But then there was a shift right back to where we started. There was the economy to think about. The goals shifted from saving lives to “acceptable” losses. It’s strange to think of my possible death as an “acceptable” loss. I’d be a quantitative footnote in the statistics of history. But I don’t feel my death would be acceptable. I’m a single parent of a fabulous teen daughter. I have years to wonder why she won’t wear a coat and years to torture her – begging her to share just two more hot chips until I’ve eaten half of her treat.

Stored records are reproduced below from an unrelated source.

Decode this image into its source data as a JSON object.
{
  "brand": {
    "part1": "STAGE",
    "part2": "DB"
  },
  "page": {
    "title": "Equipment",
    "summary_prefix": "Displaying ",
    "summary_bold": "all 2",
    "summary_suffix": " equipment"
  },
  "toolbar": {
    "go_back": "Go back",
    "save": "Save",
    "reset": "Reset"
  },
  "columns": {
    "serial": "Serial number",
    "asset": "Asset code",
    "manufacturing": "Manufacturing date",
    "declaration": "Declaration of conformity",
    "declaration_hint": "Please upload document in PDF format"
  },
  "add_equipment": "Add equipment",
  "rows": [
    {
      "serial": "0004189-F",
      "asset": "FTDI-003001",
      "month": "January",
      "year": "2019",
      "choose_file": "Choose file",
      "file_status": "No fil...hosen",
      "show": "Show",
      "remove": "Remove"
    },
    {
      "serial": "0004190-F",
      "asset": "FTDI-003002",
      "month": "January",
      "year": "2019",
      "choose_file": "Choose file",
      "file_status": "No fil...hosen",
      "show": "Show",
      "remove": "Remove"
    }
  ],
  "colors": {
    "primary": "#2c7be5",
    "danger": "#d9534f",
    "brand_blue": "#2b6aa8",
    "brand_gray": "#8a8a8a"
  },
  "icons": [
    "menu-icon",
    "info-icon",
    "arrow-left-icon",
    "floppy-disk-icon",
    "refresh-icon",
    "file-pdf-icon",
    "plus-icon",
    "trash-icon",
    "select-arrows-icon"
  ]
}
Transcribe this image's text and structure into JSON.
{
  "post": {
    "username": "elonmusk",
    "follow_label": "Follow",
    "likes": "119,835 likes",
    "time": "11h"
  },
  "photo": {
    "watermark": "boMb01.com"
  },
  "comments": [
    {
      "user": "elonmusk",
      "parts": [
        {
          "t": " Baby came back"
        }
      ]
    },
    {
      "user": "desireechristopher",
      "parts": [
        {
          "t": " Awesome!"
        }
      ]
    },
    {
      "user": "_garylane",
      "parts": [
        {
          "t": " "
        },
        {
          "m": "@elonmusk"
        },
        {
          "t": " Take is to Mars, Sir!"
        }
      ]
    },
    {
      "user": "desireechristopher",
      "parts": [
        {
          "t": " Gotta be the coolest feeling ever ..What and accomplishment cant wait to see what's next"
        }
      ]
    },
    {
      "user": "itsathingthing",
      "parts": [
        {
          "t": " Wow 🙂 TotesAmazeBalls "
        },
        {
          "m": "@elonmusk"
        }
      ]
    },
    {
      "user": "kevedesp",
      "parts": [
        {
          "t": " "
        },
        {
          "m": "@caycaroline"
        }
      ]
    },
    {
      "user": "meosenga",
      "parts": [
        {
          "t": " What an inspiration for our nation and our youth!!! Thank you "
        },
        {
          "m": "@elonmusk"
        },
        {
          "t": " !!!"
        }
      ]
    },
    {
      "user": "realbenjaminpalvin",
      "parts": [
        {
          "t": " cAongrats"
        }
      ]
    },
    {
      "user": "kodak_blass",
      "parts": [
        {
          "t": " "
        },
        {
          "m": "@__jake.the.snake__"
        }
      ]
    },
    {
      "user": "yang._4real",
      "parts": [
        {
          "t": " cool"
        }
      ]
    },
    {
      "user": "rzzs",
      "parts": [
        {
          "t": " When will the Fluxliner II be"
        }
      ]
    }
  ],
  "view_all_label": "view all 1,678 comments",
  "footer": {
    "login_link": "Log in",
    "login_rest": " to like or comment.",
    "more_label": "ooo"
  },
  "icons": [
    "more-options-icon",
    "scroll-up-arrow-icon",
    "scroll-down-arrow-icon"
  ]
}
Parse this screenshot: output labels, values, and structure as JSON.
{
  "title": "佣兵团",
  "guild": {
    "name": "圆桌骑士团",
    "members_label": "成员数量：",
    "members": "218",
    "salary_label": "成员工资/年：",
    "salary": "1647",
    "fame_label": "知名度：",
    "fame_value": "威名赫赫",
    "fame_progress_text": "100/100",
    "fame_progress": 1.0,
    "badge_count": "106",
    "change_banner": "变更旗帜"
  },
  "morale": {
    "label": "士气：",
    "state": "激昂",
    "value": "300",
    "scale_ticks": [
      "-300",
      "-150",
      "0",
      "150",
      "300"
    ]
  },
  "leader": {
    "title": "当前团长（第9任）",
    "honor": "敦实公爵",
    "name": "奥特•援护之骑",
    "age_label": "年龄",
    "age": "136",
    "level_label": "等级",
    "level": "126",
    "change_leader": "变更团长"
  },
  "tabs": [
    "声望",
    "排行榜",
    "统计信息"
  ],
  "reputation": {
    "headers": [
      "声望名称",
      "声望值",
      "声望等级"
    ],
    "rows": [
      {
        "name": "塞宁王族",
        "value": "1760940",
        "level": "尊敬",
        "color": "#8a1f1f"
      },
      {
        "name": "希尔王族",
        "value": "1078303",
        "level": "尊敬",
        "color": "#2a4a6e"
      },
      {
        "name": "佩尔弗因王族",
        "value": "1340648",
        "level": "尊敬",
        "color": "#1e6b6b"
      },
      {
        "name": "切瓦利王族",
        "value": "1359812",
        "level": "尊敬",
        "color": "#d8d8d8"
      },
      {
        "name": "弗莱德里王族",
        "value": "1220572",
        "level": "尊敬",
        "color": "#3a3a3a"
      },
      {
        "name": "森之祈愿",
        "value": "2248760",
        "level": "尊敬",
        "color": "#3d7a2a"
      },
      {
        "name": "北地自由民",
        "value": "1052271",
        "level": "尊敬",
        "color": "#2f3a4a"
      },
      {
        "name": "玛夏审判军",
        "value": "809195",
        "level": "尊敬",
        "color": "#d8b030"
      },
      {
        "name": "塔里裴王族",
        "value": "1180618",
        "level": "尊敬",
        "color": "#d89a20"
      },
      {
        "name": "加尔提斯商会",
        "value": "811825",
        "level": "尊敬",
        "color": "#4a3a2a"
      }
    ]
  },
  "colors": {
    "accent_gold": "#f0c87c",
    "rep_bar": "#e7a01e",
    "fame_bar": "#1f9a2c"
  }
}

There’s one simple act we can all do to ensure that not only do I go on annoying my daughter, but that Dad continues to tell the one about the fish wearing a bow tie and that Nana continues to bring the strange tangy potato salad to family dinner: masks. I wear one, you wear one – fewer people die. I can go on forcing my daughter to watch puppy videos, and she can force me to learn a TikTok trend. It’s the simplest way we continue to value business ventures as well as people’s lives. Yet this is what some have chosen to associate with a “human rights” violation. As a woman and as someone with a disability, this is the very definition of mind boggling. As a researcher, I’m intrigued.

My PhD research focused on the problem of communicating invisible pain and illnesses. I found one glaring barrier to communication: fear. When we’re confronted with someone who is sick or in pain, our primitive-protective brain intervenes. Our empathy allows us to say, “If it can happen to them, it can happen to me.” The primitive brain first wants to protect us from that illness, but then it wants to protect us from the fear that comes from facing our fragility. So, our brains search for an explanation – a reason it happened to them. It’s what scholars call “the myth of control”. It’s a mindset that those with healthy bodies adopt in order to believe that they’ve successfully controlled their body into health… and those who are ill have not. 

This is why I often find myself in conversations about the curative power of drinking rattlesnake venom or that good-old standby, the vegan diet. This seems to be the problem both with wearing masks and acceptance of “inevitable” deaths. We are afraid. And when we’re afraid we tend to react with our protective brain. We want to be in control. And for some reason the advice to wear masks feels, for some, like an abdication of control. 

However, a healthy body is a privilege – just like any other privilege, you can use it to protect others or you can abuse it. I may get Covid and survive. But I don’t have the privilege of a healthy body. I might have to stop taking my meds so that my body can fight. Or it just might make my illness worse. We know that masks reduce our risk by 56-86% (CDC) depending on type. Yet many people are not only refusing to wear masks, but they’re impatient or even angry about other people wearing masks. This attitude is a luxury only privileged bodies can afford. 

To those who want to “get it and be done with it”. I get it. I wish this thing would be over. This virus made my already complicated life look like a sitcom compared to this dystopia. But please remember, you may get reinfected. I don’t want you to get long Covid and gain the horrid label of “underlying condition”. To those who are trying to regain a sense of control in these chaotic times by refusing to wear a mask: it is your choice to wear a mask. Since it’s your choice, could you choose kindness? Every time I see someone wearing a mask, I assume they’re either someone like me or they care about someone like me. Would this be a label you could be happy to wear? The label that says: I care about me AND I care about others. The label that says: I have a privileged body, and I use it to be kind. 

Keep going!